Wed, Mar 20, 2013 (4:37 p.m.)
- Phil Spector
- March 24, 9 p.m., HBO
The HBO movie Phil Spector opens with the disclaimer, “This is a work of fiction. It’s not ‘based on a true story.’ It is a drama inspired by actual persons in a trial, but it is neither an attempt to depict the actual persons, nor to comment upon the trial or its outcome,” which raises the questions of what, exactly, the movie is about if it’s not an attempt to depict or comment on the actual events of famed music producer Spector’s 2007 trial for the murder of actress Lana Clarkson. Writer-director David Mamet has certainly never been one to follow established conventions, and so anyone expecting a biopic or even a true-crime procedural out of Phil Spector is going to be very frustrated.
What Mamet is interested in is a very narrow period of time at the end of Spector’s 2007 trial (which ended in a hung jury; Spector was convicted in a second trial in 2009), when attorney Linda Kenney Baden (Helen Mirren) took over as Spector’s primary counsel. The movie begins well after Spector’s arrest and the start of his trial, and ends before any verdict is reached (in either trial). Baden, who served as a consultant on the film, is really the main character, and Mamet spends as much time on the pneumonia she suffered while defending Spector (Al Pacino) as he does on the eccentric millionaire’s explanation for what really happened to Clarkson (to which Mamet is clearly sympathetic).

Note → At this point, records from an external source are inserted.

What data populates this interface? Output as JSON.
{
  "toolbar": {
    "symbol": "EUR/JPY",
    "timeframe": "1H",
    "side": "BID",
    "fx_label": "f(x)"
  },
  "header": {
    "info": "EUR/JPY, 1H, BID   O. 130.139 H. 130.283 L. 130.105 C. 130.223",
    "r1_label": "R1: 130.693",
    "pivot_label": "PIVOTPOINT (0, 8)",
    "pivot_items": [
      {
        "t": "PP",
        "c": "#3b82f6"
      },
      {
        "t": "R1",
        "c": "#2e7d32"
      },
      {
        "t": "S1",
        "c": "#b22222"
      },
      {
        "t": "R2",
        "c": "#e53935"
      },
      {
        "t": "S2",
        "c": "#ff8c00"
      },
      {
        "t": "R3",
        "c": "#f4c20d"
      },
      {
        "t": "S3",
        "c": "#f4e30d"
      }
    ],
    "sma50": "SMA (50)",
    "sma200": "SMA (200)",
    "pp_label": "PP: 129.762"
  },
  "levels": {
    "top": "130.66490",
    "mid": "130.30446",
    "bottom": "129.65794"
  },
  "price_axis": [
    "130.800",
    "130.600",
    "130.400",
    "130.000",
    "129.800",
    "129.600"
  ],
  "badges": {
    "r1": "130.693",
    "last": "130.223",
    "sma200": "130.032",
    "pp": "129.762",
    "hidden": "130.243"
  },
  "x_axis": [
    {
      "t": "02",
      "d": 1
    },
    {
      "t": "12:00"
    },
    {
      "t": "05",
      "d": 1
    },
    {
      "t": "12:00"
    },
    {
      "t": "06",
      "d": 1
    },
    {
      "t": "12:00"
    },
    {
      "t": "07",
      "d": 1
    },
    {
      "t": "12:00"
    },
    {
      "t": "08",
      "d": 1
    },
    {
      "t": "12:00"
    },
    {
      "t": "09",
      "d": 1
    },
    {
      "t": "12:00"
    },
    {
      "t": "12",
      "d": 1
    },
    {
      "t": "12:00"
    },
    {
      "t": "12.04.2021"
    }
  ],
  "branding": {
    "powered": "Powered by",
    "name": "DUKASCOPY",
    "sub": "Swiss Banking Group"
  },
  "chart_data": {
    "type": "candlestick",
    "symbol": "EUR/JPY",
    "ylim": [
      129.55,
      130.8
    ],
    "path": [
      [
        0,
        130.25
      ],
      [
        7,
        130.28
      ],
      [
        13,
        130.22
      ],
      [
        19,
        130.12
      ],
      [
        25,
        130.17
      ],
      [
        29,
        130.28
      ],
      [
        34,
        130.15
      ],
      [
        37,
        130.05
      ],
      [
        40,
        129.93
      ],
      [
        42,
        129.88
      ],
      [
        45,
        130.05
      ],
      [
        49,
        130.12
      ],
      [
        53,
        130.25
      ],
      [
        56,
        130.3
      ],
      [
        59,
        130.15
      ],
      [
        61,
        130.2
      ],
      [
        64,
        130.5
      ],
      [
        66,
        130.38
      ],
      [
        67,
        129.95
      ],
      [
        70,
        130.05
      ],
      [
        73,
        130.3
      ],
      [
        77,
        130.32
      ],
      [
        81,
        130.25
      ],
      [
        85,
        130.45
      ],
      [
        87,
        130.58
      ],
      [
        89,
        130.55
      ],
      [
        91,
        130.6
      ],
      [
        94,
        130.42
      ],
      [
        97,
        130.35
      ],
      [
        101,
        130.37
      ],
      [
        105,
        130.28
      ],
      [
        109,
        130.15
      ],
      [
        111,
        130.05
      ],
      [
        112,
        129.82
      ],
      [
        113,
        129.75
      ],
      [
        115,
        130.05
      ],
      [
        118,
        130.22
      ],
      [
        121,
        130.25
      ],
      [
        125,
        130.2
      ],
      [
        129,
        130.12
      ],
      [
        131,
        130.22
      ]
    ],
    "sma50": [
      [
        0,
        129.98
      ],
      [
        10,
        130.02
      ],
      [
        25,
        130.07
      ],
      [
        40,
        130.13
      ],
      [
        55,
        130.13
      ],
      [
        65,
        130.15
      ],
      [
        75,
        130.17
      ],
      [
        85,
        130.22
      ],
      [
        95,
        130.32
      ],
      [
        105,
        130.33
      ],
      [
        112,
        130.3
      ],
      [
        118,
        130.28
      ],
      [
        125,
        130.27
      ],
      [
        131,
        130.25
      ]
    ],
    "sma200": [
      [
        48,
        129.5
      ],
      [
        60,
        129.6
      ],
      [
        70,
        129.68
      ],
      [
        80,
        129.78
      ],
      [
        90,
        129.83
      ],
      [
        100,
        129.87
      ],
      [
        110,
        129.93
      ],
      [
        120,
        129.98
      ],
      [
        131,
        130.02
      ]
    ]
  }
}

Although the movie has plenty of Mamet’s trademark circular dialogue, which is as frustrating and meaningless as ever, Mamet also writes florid monologues for Pacino, who chews the scenery with gusto. Pacino’s overacting is probably appropriate for the flamboyant Spector, but it tends to overshadow everyone around him. As much as Mamet wants to make the movie about Baden, and as strong an actor as Mirren can be (even if she struggles a bit with her American accent), Pacino completely takes over whenever he’s onscreen. Sometimes that can be fascinating, but, much like most of Mamet’s choices, too often it just comes across as self-indulgent.